PORTLAND, Maine – A series of changes are coming to the state’s lobster fishing licenses system that has divided lobstermen in an era of unprecedented hauls for the valuable creatures.
Some of the changes a panel of the Main Legislature signed off Wednesday are aimed at speeding up the process of getting fishermen off a waiting list that’s nearly 300 names long. Some of the fishermen on the list have been on the list for several years and aren’t able to benefit from recent years of heavy catches and high consumer demand for lobsters.
Young lobstermen automatically get a license when they finish an apprenticeship, and the proposal would raise the age to finish the apprenticeship from 18 to 20, or 23 for college students. It would also change the way old licenses are retired to try to get more traps out of the water so new fishermen can get started.
Some veteran lobstermen have pushed back against changes because they fear overexploiting lobster, the keystone of Maine’s marine economy and a driver of tourism. But younger lobstermen have said the changes benefit student fishermen without going far enough to get people off the waiting list.
“Maybe the best way to sum it up: They handed out licenses for one group and not for another,” said Ethan DeBery, a Phippsburg lobsterman who has been on the list for seven years. “It’s a token.”
The proposal comes as Maine’s lobster catches have topped 100 million pounds four years in a row after previously topping 90 million only once in recorded history. Demand has also boosted value, as Maine lobsters were worth a record of nearly $457 million at the docks in 2014. Prices to consumers, who typically pay $8 to $10 per pound for a lobster, have held relatively steady in recent years.
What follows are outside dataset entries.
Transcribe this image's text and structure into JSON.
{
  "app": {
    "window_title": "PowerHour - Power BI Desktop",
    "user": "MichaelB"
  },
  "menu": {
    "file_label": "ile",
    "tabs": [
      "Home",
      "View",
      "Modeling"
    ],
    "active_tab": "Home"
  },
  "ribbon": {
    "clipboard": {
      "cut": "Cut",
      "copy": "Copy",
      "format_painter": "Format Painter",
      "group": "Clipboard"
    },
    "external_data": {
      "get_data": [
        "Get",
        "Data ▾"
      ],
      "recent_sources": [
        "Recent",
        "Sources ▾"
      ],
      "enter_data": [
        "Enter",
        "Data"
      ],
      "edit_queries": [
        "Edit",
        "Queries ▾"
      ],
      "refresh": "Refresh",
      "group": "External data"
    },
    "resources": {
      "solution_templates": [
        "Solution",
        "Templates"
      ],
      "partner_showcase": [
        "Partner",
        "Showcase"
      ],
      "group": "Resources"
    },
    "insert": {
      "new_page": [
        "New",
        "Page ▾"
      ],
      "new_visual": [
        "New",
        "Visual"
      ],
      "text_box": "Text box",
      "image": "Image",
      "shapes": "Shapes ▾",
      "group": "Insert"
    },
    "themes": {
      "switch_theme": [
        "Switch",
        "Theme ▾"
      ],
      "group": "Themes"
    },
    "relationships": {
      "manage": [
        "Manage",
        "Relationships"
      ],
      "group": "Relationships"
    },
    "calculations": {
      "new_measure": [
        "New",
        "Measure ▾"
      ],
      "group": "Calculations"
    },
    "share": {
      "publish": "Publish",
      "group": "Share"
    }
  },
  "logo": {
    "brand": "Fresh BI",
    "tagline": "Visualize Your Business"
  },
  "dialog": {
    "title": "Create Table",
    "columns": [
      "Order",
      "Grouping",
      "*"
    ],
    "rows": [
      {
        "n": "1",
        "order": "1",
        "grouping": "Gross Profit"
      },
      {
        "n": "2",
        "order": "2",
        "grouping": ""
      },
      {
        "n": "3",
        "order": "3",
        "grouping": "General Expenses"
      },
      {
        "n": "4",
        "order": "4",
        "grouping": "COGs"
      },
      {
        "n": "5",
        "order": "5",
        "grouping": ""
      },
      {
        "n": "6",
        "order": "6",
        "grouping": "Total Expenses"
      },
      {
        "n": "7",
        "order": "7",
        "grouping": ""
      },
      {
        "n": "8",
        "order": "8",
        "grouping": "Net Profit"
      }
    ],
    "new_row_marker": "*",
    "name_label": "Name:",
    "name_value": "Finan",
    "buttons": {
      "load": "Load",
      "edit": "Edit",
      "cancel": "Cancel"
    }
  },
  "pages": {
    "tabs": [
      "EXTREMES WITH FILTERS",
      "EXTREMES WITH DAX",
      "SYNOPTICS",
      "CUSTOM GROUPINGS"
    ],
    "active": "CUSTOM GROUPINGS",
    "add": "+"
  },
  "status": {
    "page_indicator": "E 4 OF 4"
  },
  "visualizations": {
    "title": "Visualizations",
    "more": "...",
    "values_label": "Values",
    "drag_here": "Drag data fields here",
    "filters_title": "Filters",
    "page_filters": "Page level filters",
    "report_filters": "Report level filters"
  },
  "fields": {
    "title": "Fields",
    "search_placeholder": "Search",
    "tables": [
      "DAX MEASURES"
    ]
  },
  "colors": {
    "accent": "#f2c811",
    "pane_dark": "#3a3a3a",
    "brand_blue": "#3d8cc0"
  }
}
The Joint Standing Committee on Marine Resources unanimously approved the changes. The proposal will likely go before the full Legislature next month, members said.